By M. P. E. BERTHELOT.
CHEMISTRY is a modern science, constituted hardly a century ago; but its theoretical problems were discussed and its practices put in operation during all the middle ages. The nations of antiquity were already acquainted with them, and their origin is lost in the night of primitive religions and prehistoric civilizations. I have described elsewhere the first rational attempts to explain the chemical transformations of matter, and purpose now to speak of the chemical industries of the ancient world, and their transmission to the Latins of the middle ages. The story is of interest as showing how the cultivation of the sciences has been perpetuated in the material line by the necessities of their adaptations, through the catastrophes of invasions and the ruin of civilization. Only the total extermination of populations, such as was at times practiced by the Mongols and the Tartars, could completely destroy this cultivation. But such horrors as those perpetrated by Tamerlane have been of rare occurrence.
From the most remote times man has applied chemical operations to his necessities, performing them for metallurgy, ceramics, dyeing, painting, the preservation of food, medicine, and the art of war.

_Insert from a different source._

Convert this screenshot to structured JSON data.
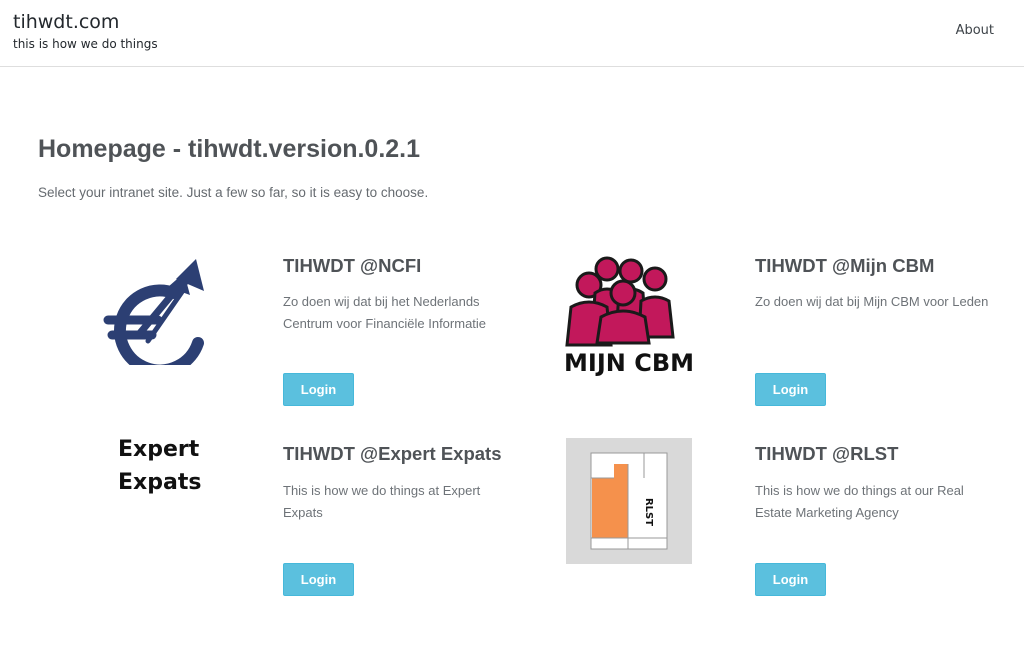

While gold and sometimes silver and copper existed in the native state, and required only mechanical preparation, lead, tin, iron, and often copper and silver, had to be extracted from their usual minerals by very complicated artifices. The production of alloys necessary for the fabrication of arms, money, and jewels is also an essentially chemical art. The study of the alloys used in goldsmiths' work gave rise to the prejudices and frauds of alchemy, as is proved by the testimony of an Egyptian papyrus preserved in the Leyden Museum, and of the writings of the Grecian alchemists.

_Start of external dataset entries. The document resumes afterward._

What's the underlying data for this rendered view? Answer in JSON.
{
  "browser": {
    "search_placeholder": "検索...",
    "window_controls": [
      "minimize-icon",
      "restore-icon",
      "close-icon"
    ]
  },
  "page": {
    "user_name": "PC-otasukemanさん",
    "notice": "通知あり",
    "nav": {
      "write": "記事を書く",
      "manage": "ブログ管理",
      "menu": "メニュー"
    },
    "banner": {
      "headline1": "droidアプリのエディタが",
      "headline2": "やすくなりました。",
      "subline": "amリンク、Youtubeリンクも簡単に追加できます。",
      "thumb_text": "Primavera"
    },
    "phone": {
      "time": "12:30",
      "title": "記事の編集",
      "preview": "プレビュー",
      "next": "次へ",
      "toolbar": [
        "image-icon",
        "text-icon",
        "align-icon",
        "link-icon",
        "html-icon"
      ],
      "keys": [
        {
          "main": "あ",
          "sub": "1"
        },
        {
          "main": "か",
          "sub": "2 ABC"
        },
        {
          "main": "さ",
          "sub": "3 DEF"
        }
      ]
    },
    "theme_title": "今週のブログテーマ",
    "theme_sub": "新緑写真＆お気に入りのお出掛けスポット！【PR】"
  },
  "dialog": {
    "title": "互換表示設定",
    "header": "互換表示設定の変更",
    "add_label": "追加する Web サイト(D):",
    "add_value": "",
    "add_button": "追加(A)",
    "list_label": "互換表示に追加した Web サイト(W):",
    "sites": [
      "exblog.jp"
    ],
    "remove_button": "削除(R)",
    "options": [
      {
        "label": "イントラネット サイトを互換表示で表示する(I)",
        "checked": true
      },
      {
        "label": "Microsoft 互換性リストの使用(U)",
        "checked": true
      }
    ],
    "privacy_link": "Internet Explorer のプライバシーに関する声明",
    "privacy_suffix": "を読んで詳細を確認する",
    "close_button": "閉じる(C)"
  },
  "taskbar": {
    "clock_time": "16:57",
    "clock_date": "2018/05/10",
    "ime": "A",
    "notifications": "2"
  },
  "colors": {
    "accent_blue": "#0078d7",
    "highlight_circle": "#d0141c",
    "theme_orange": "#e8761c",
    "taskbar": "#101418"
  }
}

The art of preparing cement, pottery, and glass likewise depends on chemical operations. The workmen who dyed cloths, clothing, and tapestries in purple or other colors, an industry practiced first in Egypt and Syria and then in all the Grecian, Roman, and Persian world, not to speak of the extreme East, employed highly developed chemical manipulations; and the cloths found on the mummies and in the sarcophagi attest their perfection. Pliny and Vitruvius describe in detail the production of colors, such as cinnabar or vermilion, minium, red chalk, indigo, black, green, and blue colors, vegetable as well as mineral, performed by painters. The chemistry of alimentation, fruitful in . resources and in frauds, was next practiced. The art was known